The goal of our project was to help provide a comprehensive political history of the Federal Reserve. More specifically, the information we gathered and wrote about will be used in Professor Conti-Brown’s upcoming book on the Fed. The content in this project contains archived newspaper PDFs, lengthy research memos on unique events in the Federal Reserve’s history, quantitative analysis concerning the payment systems of Federal Reserve Board members, and digitized correspondence and reports made by past Federal Reserve Board members and political officials (e.g. the President, Secretary of the Treasury, etc.).
In our research experience, we obviously learned the more quantitative aspects inherent in historical research such as data entry, file conversion, and light coding. But we also learned how to properly gather sources and cite large chunks of information while writing an extensive report on a specific event in the Fed’s history and how to handle and analyze historical documents while visiting presidential libraries. When writing these reports, we learned about significant events that shape the Fed’s legacy and responsibility today. For instance, we learned of how the Federal Reserve earned its dual mandate to manage inflation and unemployment through the Humphrey-Hawkins Act (and how it historically has disregarded managing unemployment in favor of managing inflation); we learned how the Federal Reserve has the ability to react swiftly to stock market crashes; and so many more.

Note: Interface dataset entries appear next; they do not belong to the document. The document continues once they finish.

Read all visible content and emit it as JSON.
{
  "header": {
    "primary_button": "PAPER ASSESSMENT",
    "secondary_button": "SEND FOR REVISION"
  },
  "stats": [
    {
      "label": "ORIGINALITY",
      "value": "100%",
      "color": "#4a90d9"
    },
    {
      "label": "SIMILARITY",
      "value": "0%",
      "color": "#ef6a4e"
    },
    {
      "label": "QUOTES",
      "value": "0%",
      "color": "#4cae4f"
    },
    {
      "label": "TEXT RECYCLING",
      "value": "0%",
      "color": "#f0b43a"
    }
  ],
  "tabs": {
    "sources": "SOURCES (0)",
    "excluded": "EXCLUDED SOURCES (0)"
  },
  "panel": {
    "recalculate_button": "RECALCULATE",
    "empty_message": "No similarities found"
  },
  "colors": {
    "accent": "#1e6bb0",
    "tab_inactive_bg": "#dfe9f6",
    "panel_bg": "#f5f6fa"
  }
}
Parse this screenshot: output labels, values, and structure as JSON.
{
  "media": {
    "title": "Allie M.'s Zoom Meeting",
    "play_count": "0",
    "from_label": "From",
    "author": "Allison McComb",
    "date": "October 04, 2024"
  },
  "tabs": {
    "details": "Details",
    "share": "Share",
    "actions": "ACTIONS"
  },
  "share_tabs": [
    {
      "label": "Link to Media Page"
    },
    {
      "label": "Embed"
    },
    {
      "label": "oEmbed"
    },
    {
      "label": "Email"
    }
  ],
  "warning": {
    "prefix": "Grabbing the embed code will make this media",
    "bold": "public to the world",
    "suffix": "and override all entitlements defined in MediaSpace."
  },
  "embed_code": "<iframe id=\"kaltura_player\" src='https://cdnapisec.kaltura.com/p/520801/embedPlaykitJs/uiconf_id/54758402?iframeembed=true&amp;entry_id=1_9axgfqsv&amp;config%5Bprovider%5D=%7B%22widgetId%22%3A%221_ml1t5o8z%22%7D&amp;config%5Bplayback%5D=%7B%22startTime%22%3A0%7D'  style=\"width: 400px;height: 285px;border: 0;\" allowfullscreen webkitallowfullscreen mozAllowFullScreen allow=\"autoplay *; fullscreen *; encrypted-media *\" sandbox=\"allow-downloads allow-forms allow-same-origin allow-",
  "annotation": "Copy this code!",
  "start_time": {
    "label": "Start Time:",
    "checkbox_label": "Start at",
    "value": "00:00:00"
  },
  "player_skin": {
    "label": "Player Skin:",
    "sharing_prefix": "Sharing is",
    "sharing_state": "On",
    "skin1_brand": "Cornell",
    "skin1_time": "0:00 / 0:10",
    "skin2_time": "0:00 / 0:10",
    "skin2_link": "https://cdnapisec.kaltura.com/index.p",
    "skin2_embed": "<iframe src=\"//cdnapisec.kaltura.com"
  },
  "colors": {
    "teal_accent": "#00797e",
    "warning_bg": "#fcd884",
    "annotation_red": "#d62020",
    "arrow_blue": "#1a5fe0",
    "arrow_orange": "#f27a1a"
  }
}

For me, I believe this experience researching the Federal Reserve was very eye-opening. First, I was able to work with Professor Conti-Brown, who was a very understanding and knowledgeable mentor, and I am extremely grateful that I had the opportunity to contribute to his forthcoming publication. Additionally, after researching so much about the Federal Reserve, I feel that I have gained a better insight into the banking industry and am even more interested in pursuing that as a career. Although deemed as a particularly confusing institution to the general public, the Federal Reserve and its role in the economy has been significantly made understandable to me after this research experience.